"I lit a cigarette and walked free/beyond the red light of the exit."

The title of this brief essay quotes from Louis Zukofsky's poem "A". It is the couplet early in the poem that hooked me.

I was moved to make this quotation as a means of using the quotation within the fair use doctrine. I found that I had this particular motivation after discovering that Paul Zukofsky had posted a cranky letter of "copyright notice" on the website he runs dedicated to "making money" off his parents' copyrights.
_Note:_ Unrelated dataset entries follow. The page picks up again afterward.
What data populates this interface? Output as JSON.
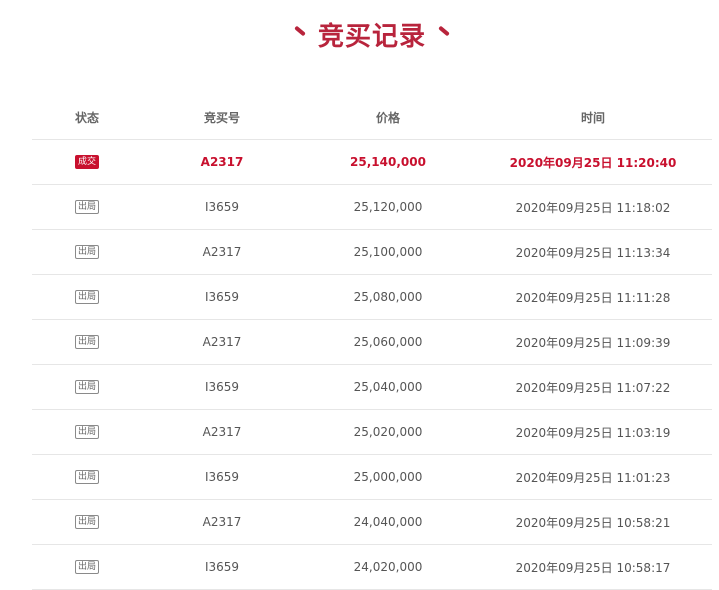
{
  "page": {
    "title": "竞买记录"
  },
  "table": {
    "headers": {
      "status": "状态",
      "bid_no": "竞买号",
      "price": "价格",
      "time": "时间"
    },
    "rows": [
      {
        "status": "成交",
        "bid_no": "A2317",
        "price": "25,140,000",
        "time": "2020年09月25日 11:20:40",
        "deal": true
      },
      {
        "status": "出局",
        "bid_no": "I3659",
        "price": "25,120,000",
        "time": "2020年09月25日 11:18:02",
        "deal": false
      },
      {
        "status": "出局",
        "bid_no": "A2317",
        "price": "25,100,000",
        "time": "2020年09月25日 11:13:34",
        "deal": false
      },
      {
        "status": "出局",
        "bid_no": "I3659",
        "price": "25,080,000",
        "time": "2020年09月25日 11:11:28",
        "deal": false
      },
      {
        "status": "出局",
        "bid_no": "A2317",
        "price": "25,060,000",
        "time": "2020年09月25日 11:09:39",
        "deal": false
      },
      {
        "status": "出局",
        "bid_no": "I3659",
        "price": "25,040,000",
        "time": "2020年09月25日 11:07:22",
        "deal": false
      },
      {
        "status": "出局",
        "bid_no": "A2317",
        "price": "25,020,000",
        "time": "2020年09月25日 11:03:19",
        "deal": false
      },
      {
        "status": "出局",
        "bid_no": "I3659",
        "price": "25,000,000",
        "time": "2020年09月25日 11:01:23",
        "deal": false
      },
      {
        "status": "出局",
        "bid_no": "A2317",
        "price": "24,040,000",
        "time": "2020年09月25日 10:58:21",
        "deal": false
      },
      {
        "status": "出局",
        "bid_no": "I3659",
        "price": "24,020,000",
        "time": "2020年09月25日 10:58:17",
        "deal": false
      }
    ]
  },
  "colors": {
    "accent": "#b8243c",
    "deal_red": "#c8102e",
    "text": "#555555",
    "divider": "#e6e6e6"
  }
}
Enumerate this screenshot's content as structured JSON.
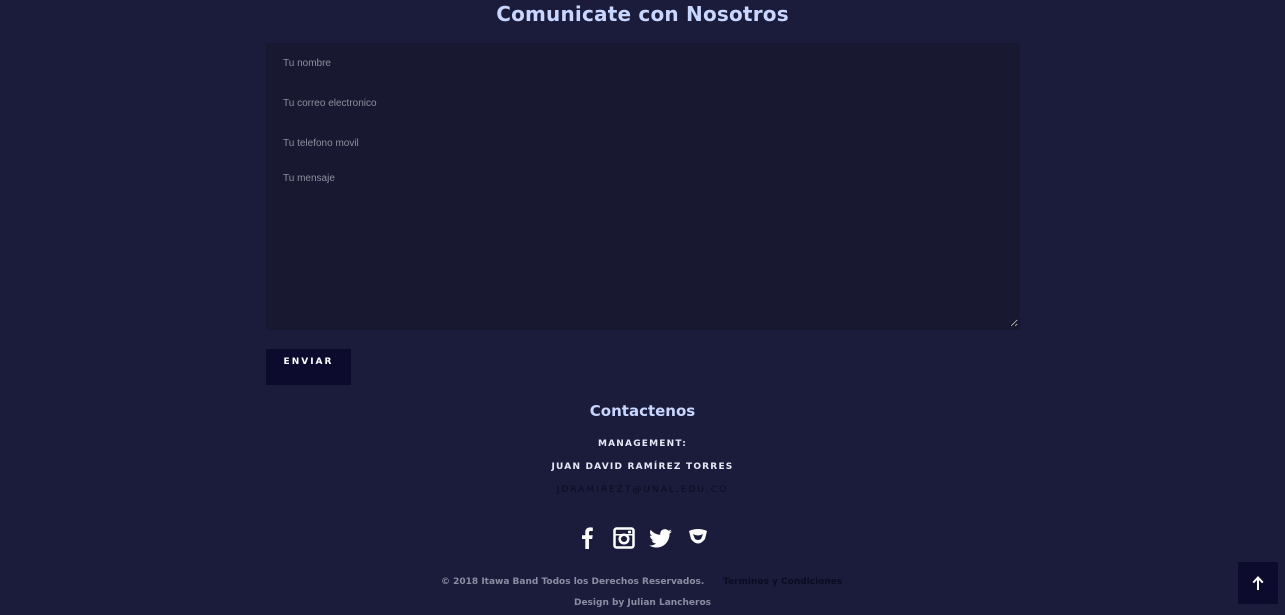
{
  "page": {
    "title": "Comunicate con Nosotros"
  },
  "form": {
    "name_placeholder": "Tu nombre",
    "email_placeholder": "Tu correo electronico",
    "phone_placeholder": "Tu telefono movil",
    "message_placeholder": "Tu mensaje",
    "send_label": "ENVIAR"
  },
  "contact": {
    "title": "Contactenos",
    "role": "MANAGEMENT:",
    "name": "JUAN DAVID RAMÍREZ TORRES",
    "email": "JDRAMIREZT@UNAL.EDU.CO"
  },
  "socials": [
    {
      "icon": "facebook-icon"
    },
    {
      "icon": "instagram-icon"
    },
    {
      "icon": "twitter-icon"
    },
    {
      "icon": "itawa-logo-icon"
    }
  ],
  "footer": {
    "copyright": "© 2018 Itawa Band Todos los Derechos Reservados.",
    "terms": "Terminos y Condiciones",
    "credit": "Design by Julian Lancheros"
  },
  "colors": {
    "background": "#1b1c3b",
    "form_background": "#181930",
    "button": "#0c0b2e",
    "title": "#c9d6ff"
  }
}
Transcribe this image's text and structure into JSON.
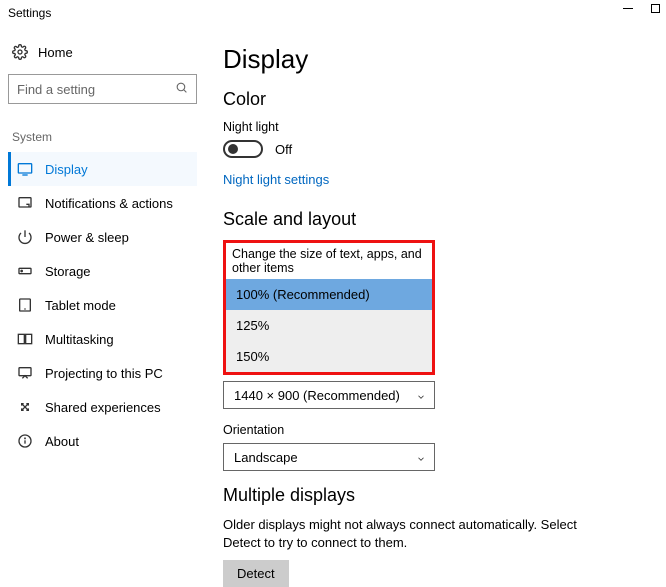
{
  "window": {
    "title": "Settings"
  },
  "sidebar": {
    "home": "Home",
    "search_placeholder": "Find a setting",
    "category": "System",
    "items": [
      {
        "label": "Display"
      },
      {
        "label": "Notifications & actions"
      },
      {
        "label": "Power & sleep"
      },
      {
        "label": "Storage"
      },
      {
        "label": "Tablet mode"
      },
      {
        "label": "Multitasking"
      },
      {
        "label": "Projecting to this PC"
      },
      {
        "label": "Shared experiences"
      },
      {
        "label": "About"
      }
    ]
  },
  "main": {
    "title": "Display",
    "color": {
      "heading": "Color",
      "night_light_label": "Night light",
      "toggle_state": "Off",
      "night_light_link": "Night light settings"
    },
    "scale": {
      "heading": "Scale and layout",
      "size_label": "Change the size of text, apps, and other items",
      "size_options": [
        "100% (Recommended)",
        "125%",
        "150%"
      ],
      "resolution_value": "1440 × 900 (Recommended)",
      "orientation_label": "Orientation",
      "orientation_value": "Landscape"
    },
    "multi": {
      "heading": "Multiple displays",
      "body": "Older displays might not always connect automatically. Select Detect to try to connect to them.",
      "detect": "Detect"
    }
  }
}
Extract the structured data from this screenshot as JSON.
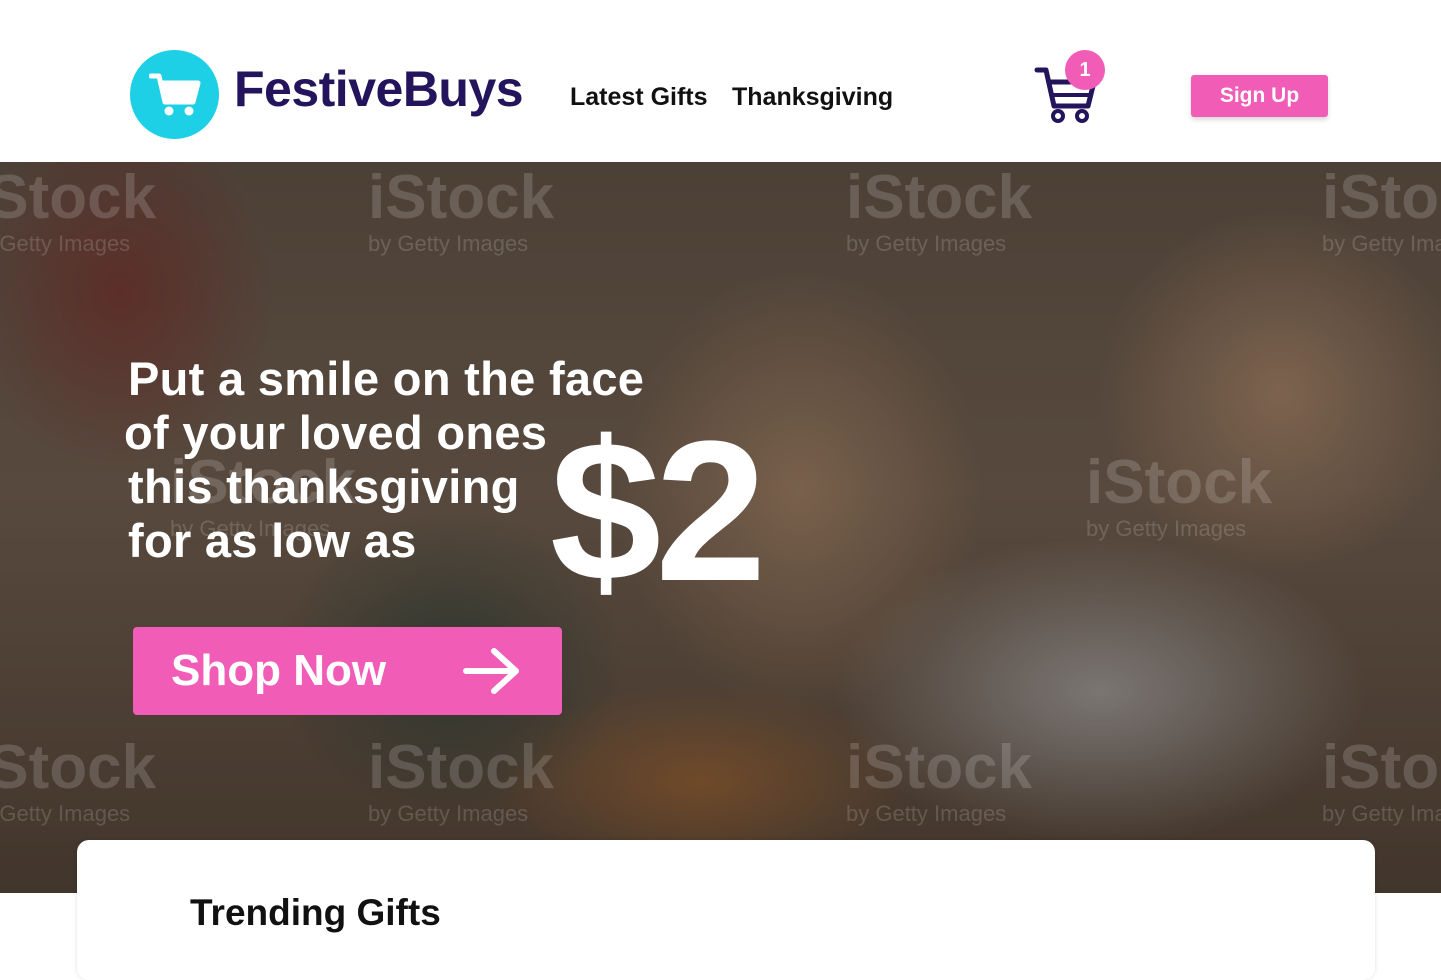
{
  "brand": {
    "name": "FestiveBuys",
    "logo_icon": "shopping-cart-icon",
    "logo_color": "#1ed0e6",
    "text_color": "#23145c"
  },
  "nav": {
    "links": [
      {
        "label": "Latest Gifts"
      },
      {
        "label": "Thanksgiving"
      }
    ]
  },
  "cart": {
    "icon": "shopping-cart-icon",
    "count": "1",
    "badge_color": "#f05cb6"
  },
  "auth": {
    "signup_label": "Sign Up"
  },
  "hero": {
    "lines": [
      "Put a smile on the face",
      "of your loved ones",
      "this thanksgiving",
      "for as low as"
    ],
    "price": "$2",
    "cta_label": "Shop Now",
    "cta_icon": "arrow-right-icon",
    "cta_color": "#f05cb6",
    "watermark": {
      "brand": "iStock",
      "sub": "by Getty Images"
    }
  },
  "trending": {
    "title": "Trending Gifts"
  }
}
Initially I found the tenor and attitude of the notice to be extremely annoying. First because Paul Zukofsky clearly doesn't understand what copyright is or how it works and that this lack of understanding seems to persist in the face of the extreme simplicity of learning more about the subject. I find such willful ignorance a sort of personal affront as it is contrary to the requirements of a free and open society, a form of civilization that I am very much in favor of and in which I would like to continue to live.
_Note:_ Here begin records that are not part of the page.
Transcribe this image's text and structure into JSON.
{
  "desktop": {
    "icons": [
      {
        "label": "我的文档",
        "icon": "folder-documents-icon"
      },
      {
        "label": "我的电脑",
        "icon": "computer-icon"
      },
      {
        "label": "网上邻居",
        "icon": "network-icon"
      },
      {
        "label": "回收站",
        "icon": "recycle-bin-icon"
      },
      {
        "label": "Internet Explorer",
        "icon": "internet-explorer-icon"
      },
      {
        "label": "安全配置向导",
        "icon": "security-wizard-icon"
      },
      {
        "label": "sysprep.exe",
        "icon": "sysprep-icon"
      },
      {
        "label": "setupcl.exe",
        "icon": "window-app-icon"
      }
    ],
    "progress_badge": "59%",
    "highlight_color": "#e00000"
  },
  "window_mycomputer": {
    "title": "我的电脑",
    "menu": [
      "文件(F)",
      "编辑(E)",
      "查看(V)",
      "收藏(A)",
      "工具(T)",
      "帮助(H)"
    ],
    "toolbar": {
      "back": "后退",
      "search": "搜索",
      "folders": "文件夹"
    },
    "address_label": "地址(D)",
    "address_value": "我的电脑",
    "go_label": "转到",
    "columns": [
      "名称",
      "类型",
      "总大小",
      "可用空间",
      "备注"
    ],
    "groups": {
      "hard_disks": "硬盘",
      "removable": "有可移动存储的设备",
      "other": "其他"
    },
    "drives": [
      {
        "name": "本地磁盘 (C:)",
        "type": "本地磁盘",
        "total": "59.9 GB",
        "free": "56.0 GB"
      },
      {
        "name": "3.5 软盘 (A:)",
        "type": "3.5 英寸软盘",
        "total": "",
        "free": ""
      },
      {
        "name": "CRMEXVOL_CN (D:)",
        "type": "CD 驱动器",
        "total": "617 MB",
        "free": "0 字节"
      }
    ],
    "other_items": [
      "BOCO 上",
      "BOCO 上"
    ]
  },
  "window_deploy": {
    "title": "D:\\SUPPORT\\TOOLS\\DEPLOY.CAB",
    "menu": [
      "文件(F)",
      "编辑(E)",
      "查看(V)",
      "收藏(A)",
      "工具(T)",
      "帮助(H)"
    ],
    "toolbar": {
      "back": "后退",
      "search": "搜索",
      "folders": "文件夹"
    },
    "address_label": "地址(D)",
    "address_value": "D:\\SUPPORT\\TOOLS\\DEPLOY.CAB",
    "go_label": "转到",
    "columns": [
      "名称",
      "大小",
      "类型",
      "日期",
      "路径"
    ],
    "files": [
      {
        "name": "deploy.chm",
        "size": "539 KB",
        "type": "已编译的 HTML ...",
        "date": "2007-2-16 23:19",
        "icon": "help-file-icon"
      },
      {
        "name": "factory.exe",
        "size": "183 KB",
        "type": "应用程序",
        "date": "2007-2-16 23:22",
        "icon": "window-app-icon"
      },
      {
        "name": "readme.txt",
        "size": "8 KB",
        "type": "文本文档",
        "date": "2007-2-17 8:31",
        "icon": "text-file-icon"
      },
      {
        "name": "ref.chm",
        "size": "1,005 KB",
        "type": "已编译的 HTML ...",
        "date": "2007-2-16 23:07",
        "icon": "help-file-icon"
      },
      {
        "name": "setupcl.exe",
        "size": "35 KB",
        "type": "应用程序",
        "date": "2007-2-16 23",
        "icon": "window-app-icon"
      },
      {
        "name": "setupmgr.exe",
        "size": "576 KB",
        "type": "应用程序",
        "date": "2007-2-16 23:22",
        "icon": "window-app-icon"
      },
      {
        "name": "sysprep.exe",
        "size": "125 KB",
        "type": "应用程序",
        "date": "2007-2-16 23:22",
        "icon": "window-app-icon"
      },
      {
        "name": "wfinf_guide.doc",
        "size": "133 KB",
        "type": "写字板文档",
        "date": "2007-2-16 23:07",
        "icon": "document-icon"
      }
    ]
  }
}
From that point, however, I came to the conclusion that such extreme crankiness must in fact be evidence of something else and I was instead moved to pity for Paul Zukofsky. The tenor of his notice, found here, sounds to me in the voice of someone deeply alienated from humanity, a condition that, were it my own, I would find extremely painful. In the end, "I lit a cigarette and walked free beyond the red light of the exit."
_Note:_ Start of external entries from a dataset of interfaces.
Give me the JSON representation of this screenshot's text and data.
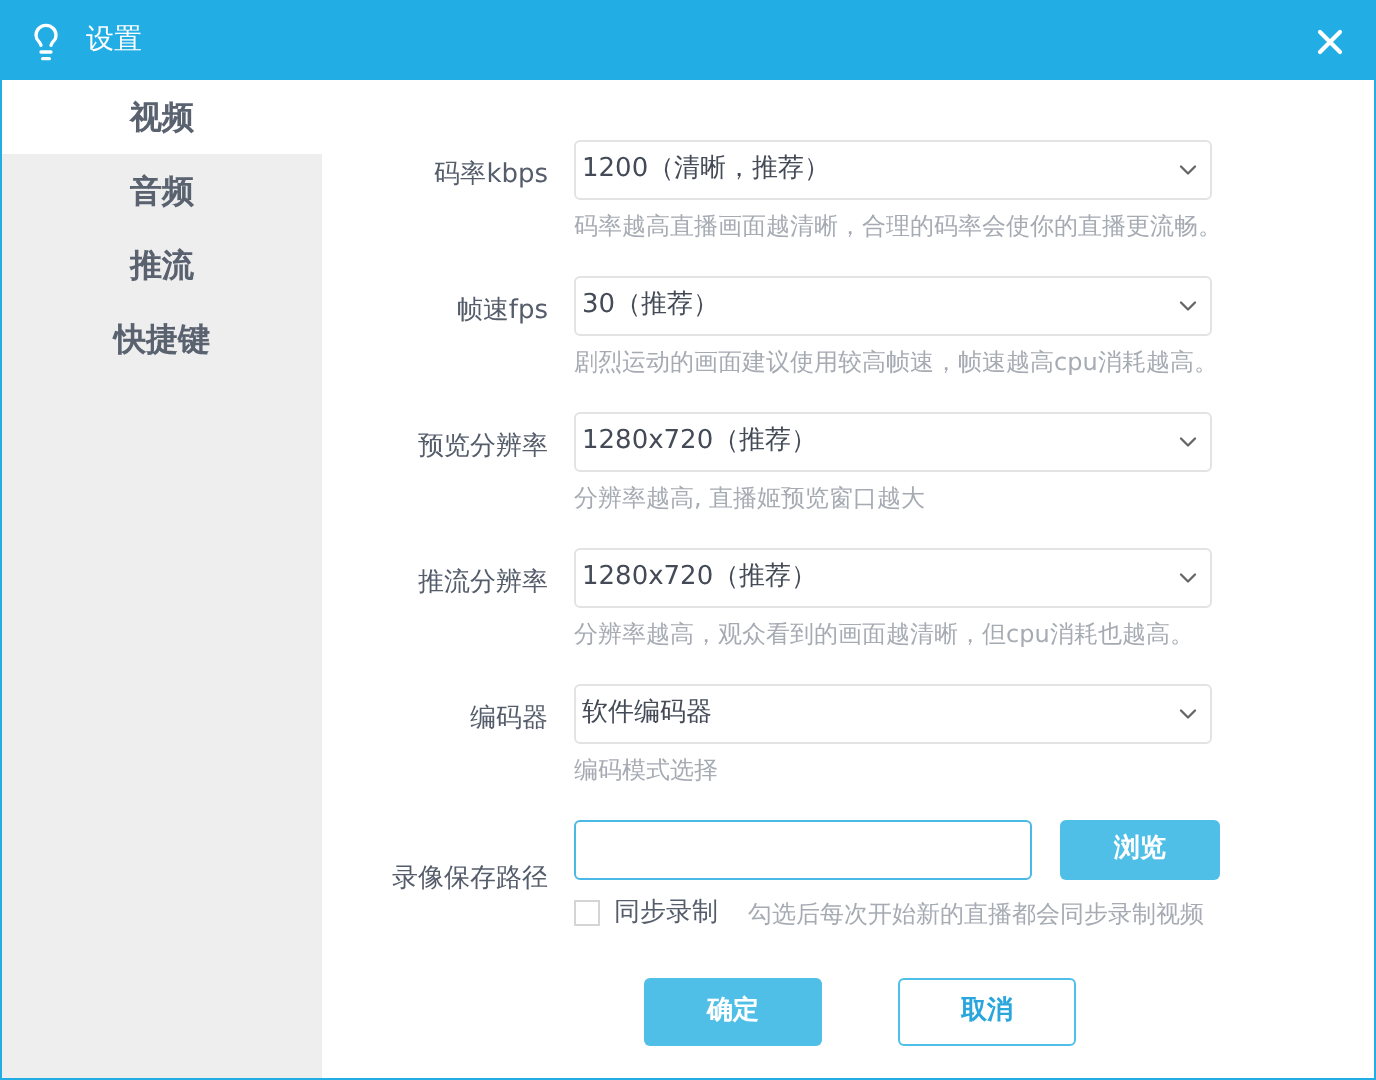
{
  "window": {
    "title": "设置"
  },
  "sidebar": {
    "items": [
      {
        "label": "视频",
        "selected": true
      },
      {
        "label": "音频",
        "selected": false
      },
      {
        "label": "推流",
        "selected": false
      },
      {
        "label": "快捷键",
        "selected": false
      }
    ]
  },
  "settings": [
    {
      "kind": "select",
      "label": "码率kbps",
      "value": "1200（清晰，推荐）",
      "hint": "码率越高直播画面越清晰，合理的码率会使你的直播更流畅。"
    },
    {
      "kind": "select",
      "label": "帧速fps",
      "value": "30（推荐）",
      "hint": "剧烈运动的画面建议使用较高帧速，帧速越高cpu消耗越高。"
    },
    {
      "kind": "select",
      "label": "预览分辨率",
      "value": "1280x720（推荐）",
      "hint": "分辨率越高, 直播姬预览窗口越大"
    },
    {
      "kind": "select",
      "label": "推流分辨率",
      "value": "1280x720（推荐）",
      "hint": "分辨率越高，观众看到的画面越清晰，但cpu消耗也越高。"
    },
    {
      "kind": "select",
      "label": "编码器",
      "value": "软件编码器",
      "hint": "编码模式选择"
    },
    {
      "kind": "path",
      "label": "录像保存路径",
      "button": "浏览",
      "checkbox": {
        "label": "同步录制",
        "checked": false
      },
      "hint": "勾选后每次开始新的直播都会同步录制视频"
    }
  ],
  "buttons": [
    {
      "label": "确定",
      "kind": "primary"
    },
    {
      "label": "取消",
      "kind": "secondary"
    }
  ]
}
Mr. Zukofsky, if you can find an attorney that is willing file a valid suit against me for this use, which I fully admit is a use contrary to your wishes as expressed in the copyright notice, I will remove the quotation. I do not expect that I shall have to live up to this comment.

I suggest you lighten up a touch and consult with an attorney familiar with US copyright law about what your rights as a copyright owner actually are. Also, your father is an obscure objectivist poet mostly remembered because he was seen as a major influence by the Language poets. I wouldn't hold your breath waiting for the royalty checks.